Sometimes the fishing success of a day can boil down to the angler’s ability to capitalize on the smallest of windows. For us, this was no different. Our day started on the eastside, over at Cape Edenshaw. When we arrived just outside Piggie’s Bay, we were fortunate enough to be met by calm seas and the low sun showing promise of a warm afternoon. The report from the day before told stories of plentiful smaller Chinooks in this area, ranging from 8-12lbs on average; a perfect place to start the morning and get comfortable on the rods. We quickly had our first anchovy down and fishing at 35ft when, before we even had the chance to swing the second downrigger out, we had our first bite of the day. A brilliant battle resulted in some smiling faces, and the ultimate release of a healthy 10lbs Chinook. Our morning continued with similar sized fish every half an hour or so. A successful day, let alone a successful morning.
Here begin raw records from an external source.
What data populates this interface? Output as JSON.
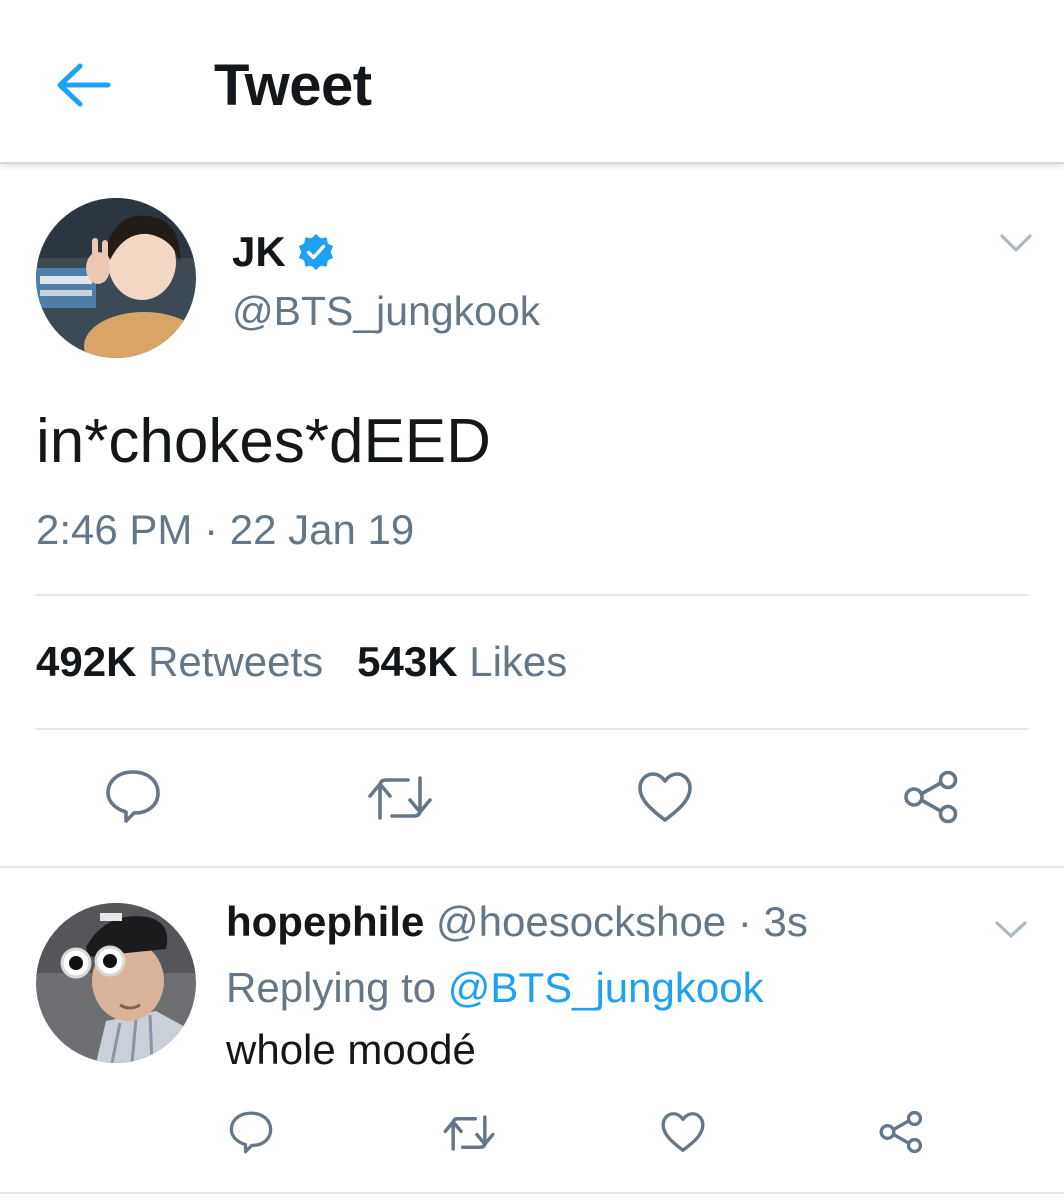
{
  "header": {
    "title": "Tweet"
  },
  "tweet": {
    "display_name": "JK",
    "handle": "@BTS_jungkook",
    "text": "in*chokes*dEED",
    "timestamp": "2:46 PM · 22 Jan 19",
    "retweets_count": "492K",
    "retweets_label": "Retweets",
    "likes_count": "543K",
    "likes_label": "Likes",
    "verified": true
  },
  "reply": {
    "display_name": "hopephile",
    "handle": "@hoesockshoe",
    "time": "· 3s",
    "replying_prefix": "Replying to",
    "replying_to": "@BTS_jungkook",
    "text": "whole moodé"
  },
  "colors": {
    "accent": "#1da1f2",
    "text": "#14171a",
    "secondary": "#657786",
    "divider": "#e1e8ed"
  },
  "icons": {
    "back": "arrow-left-icon",
    "verified": "verified-badge-icon",
    "caret": "chevron-down-icon",
    "reply": "reply-bubble-icon",
    "retweet": "retweet-icon",
    "like": "heart-icon",
    "share": "share-icon"
  }
}
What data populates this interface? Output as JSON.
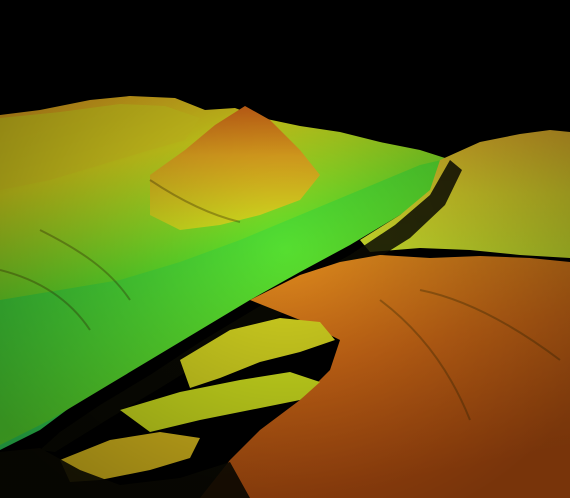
{
  "scene": {
    "kind": "3D lidar elevation terrain render",
    "palette": {
      "sky": "#000000",
      "low": "#1bd64a",
      "low_mid": "#6fe32c",
      "mid": "#cfe01c",
      "high": "#e6a21c",
      "highest": "#c85a12",
      "shadow": "#0c0a02"
    }
  }
}
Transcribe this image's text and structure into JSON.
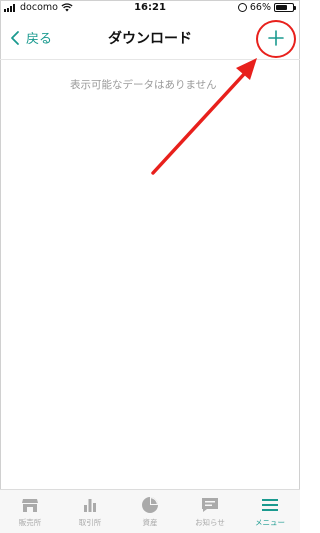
{
  "status_bar": {
    "carrier": "docomo",
    "time": "16:21",
    "battery": "66%",
    "battery_level": 0.66
  },
  "nav": {
    "back_label": "戻る",
    "title": "ダウンロード",
    "add_icon": "plus-icon"
  },
  "content": {
    "empty_message": "表示可能なデータはありません"
  },
  "tabs": [
    {
      "label": "販売所",
      "icon": "store-icon",
      "active": false
    },
    {
      "label": "取引所",
      "icon": "bar-chart-icon",
      "active": false
    },
    {
      "label": "資産",
      "icon": "pie-chart-icon",
      "active": false
    },
    {
      "label": "お知らせ",
      "icon": "message-icon",
      "active": false
    },
    {
      "label": "メニュー",
      "icon": "menu-icon",
      "active": true
    }
  ],
  "colors": {
    "accent": "#1a9a8f",
    "annotation": "#e8201c",
    "inactive_tab": "#aaaaaa"
  }
}
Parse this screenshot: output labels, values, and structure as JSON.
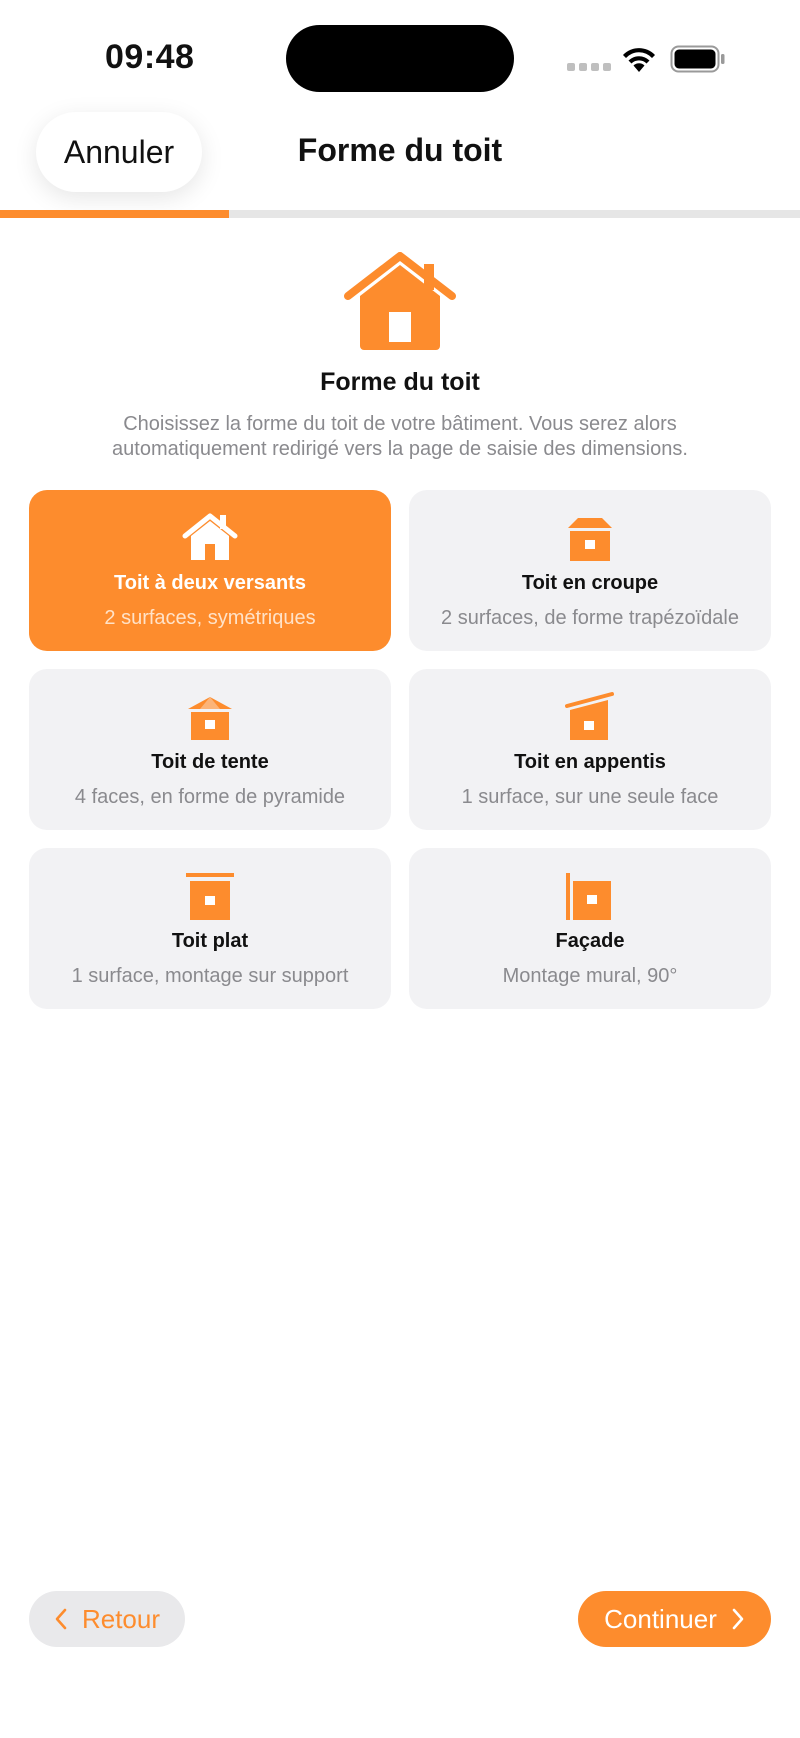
{
  "status_bar": {
    "time": "09:48"
  },
  "header": {
    "cancel_label": "Annuler",
    "title": "Forme du toit",
    "progress": 0.286
  },
  "hero": {
    "icon": "house-icon",
    "title": "Forme du toit",
    "description": "Choisissez la forme du toit de votre bâtiment. Vous serez alors automatiquement redirigé vers la page de saisie des dimensions."
  },
  "options": [
    {
      "icon": "gable-roof-icon",
      "title": "Toit à deux versants",
      "subtitle": "2 surfaces, symétriques",
      "selected": true
    },
    {
      "icon": "hip-roof-icon",
      "title": "Toit en croupe",
      "subtitle": "2 surfaces, de forme trapézoïdale",
      "selected": false
    },
    {
      "icon": "pyramid-roof-icon",
      "title": "Toit de tente",
      "subtitle": "4 faces, en forme de pyramide",
      "selected": false
    },
    {
      "icon": "shed-roof-icon",
      "title": "Toit en appentis",
      "subtitle": "1 surface, sur une seule face",
      "selected": false
    },
    {
      "icon": "flat-roof-icon",
      "title": "Toit plat",
      "subtitle": "1 surface, montage sur support",
      "selected": false
    },
    {
      "icon": "facade-icon",
      "title": "Façade",
      "subtitle": "Montage mural, 90°",
      "selected": false
    }
  ],
  "footer": {
    "back_label": "Retour",
    "continue_label": "Continuer"
  },
  "colors": {
    "accent": "#fd8c2d",
    "card_bg": "#f2f2f4",
    "secondary_text": "#8a8a8e"
  }
}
Our want for a warm burger pulled us across Virago Sound and towards Bird Rock 1. The Driftwood was peacefully anchored behind B1; my favorite spot on a strong flood tide. While we ate our lunch, a humpback whale moved into the other side of the rock, feeding, and rolling on what was suspected to be schools of bait fish being pushed in by the beginning of the tide change. With full stomachs we quickly made our way back into the boat and didn’t hesitate to have rods back in the water only a few feet off the bow of the Driftwood. It wasn’t long until we were into the action began. Chinooks could be seen like hungry tuna, splashing on the surface chasing balls of needlefish. The Humpback relentlessly circled the bay with an open mouth, gorging on all the bait that was helplessly being funneled into the bay by the flood tide. While we watched the ocean’s food chain come to life around us, the first rod went off. Moments later the second rod popped off the clip and the sound of the reel sent us diving for the rod. For the next 45 minutes we experienced one of the most phenomenal snap bites I’ve seen in my years of guiding. We fought double header after double header, pausing only long enough to rebait and sneak a peak at the show the Humpback was continuing to put on for us.
Just as fast as it began, the signs of the feeding frenzy quickly dissipated. The tide slowed, the birds flew back to shore, and the humpback slowly made its exit out of the bay. We finally had the opportunity to reflect on what we were just apart of.
Just another day in Haida Gwaii.
Guide Manager, Kyle Bell